## DATA UNDER STUDY
* * * *

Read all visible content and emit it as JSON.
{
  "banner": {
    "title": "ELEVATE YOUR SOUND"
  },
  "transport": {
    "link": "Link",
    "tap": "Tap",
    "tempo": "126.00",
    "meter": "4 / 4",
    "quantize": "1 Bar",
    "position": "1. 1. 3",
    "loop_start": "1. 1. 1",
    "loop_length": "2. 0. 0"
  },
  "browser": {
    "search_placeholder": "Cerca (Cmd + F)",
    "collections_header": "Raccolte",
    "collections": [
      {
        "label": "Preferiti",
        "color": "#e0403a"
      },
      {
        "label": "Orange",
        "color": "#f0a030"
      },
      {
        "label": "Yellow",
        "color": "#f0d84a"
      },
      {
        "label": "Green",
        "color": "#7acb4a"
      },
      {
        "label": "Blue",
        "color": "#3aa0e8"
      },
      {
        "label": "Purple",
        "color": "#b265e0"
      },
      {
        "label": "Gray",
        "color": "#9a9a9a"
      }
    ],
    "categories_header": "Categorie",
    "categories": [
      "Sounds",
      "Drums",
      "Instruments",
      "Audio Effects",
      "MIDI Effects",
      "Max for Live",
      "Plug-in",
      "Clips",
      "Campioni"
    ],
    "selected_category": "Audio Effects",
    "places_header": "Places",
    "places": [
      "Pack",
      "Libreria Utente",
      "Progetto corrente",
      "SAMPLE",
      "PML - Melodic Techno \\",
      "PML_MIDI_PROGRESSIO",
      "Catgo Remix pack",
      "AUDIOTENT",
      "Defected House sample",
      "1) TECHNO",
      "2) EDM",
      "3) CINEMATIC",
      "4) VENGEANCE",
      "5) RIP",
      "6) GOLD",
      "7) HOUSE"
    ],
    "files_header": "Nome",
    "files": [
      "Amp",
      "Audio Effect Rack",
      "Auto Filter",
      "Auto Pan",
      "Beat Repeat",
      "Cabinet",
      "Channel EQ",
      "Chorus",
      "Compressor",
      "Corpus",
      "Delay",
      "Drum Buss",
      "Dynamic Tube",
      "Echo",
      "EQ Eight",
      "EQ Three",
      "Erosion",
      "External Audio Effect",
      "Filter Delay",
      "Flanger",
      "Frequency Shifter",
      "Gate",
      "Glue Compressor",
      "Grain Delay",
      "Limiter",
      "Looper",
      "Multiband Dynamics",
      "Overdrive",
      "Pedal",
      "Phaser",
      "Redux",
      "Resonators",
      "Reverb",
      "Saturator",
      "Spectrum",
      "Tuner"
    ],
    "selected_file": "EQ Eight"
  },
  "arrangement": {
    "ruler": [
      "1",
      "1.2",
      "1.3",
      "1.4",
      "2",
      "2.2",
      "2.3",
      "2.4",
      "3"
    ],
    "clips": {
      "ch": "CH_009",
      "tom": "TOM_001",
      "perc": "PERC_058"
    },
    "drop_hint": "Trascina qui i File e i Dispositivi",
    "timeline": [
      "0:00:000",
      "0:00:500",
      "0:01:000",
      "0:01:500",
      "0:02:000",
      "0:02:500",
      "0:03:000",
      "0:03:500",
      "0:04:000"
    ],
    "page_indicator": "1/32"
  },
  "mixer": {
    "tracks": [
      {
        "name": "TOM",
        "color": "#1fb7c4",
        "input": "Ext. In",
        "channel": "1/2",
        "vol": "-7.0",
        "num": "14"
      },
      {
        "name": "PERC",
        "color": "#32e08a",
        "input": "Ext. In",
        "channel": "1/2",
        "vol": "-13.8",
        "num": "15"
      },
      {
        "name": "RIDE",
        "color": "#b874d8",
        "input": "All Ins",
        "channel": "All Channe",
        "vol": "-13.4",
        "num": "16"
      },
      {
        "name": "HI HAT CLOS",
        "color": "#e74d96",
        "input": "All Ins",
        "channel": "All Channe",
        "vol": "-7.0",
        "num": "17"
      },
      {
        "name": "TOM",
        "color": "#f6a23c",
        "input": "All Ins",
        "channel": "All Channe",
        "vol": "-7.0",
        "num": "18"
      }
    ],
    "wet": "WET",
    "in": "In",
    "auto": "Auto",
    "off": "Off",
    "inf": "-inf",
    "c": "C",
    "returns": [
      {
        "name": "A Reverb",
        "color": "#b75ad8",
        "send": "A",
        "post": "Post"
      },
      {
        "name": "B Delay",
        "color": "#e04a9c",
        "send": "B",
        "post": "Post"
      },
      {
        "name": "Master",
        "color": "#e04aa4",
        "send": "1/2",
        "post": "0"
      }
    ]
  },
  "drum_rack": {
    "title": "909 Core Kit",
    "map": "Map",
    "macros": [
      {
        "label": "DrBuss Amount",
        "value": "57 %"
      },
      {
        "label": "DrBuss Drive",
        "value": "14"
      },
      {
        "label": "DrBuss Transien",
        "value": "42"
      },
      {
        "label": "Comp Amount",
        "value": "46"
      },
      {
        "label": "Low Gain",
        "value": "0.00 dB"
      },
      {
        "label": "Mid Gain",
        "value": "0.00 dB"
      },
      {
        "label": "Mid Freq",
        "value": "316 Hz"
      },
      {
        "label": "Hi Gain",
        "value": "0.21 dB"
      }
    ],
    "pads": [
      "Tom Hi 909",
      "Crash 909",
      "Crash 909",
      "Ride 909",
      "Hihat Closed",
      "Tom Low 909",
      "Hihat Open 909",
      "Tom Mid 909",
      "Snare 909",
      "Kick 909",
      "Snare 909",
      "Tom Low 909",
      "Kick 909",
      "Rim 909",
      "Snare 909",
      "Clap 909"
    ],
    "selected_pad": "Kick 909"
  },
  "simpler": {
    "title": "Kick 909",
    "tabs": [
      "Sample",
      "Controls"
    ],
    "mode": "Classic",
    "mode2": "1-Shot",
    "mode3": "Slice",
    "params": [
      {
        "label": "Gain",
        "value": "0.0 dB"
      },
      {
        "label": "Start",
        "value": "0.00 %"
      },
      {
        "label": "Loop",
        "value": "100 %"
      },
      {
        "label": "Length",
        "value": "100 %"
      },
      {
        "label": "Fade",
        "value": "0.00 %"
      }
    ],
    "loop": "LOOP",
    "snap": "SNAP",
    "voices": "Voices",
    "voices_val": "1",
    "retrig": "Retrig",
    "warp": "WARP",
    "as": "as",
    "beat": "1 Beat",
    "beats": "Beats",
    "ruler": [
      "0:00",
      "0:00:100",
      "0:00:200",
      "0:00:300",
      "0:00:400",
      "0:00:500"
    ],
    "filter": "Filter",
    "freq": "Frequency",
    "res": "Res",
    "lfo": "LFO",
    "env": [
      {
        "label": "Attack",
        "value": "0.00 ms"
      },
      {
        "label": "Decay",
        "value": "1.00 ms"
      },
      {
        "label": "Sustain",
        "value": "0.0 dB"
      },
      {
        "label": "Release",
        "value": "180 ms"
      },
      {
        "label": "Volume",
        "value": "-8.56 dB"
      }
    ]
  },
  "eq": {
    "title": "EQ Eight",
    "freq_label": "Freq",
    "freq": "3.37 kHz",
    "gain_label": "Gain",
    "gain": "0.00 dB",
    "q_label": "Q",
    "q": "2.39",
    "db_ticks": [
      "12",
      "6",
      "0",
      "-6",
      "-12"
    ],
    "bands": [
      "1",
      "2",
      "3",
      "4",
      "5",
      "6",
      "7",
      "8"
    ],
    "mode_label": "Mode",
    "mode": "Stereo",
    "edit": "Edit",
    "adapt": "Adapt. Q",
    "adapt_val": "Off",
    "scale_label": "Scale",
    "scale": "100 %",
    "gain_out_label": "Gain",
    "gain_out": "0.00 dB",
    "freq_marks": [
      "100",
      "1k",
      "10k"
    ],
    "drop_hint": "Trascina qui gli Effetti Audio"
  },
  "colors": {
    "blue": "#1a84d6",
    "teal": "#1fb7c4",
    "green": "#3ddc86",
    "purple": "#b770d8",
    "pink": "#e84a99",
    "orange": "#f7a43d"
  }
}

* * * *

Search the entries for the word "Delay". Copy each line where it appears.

## ANSWER SPACE
      "Delay",
      "Filter Delay",
      "Grain Delay",
        "name": "B Delay",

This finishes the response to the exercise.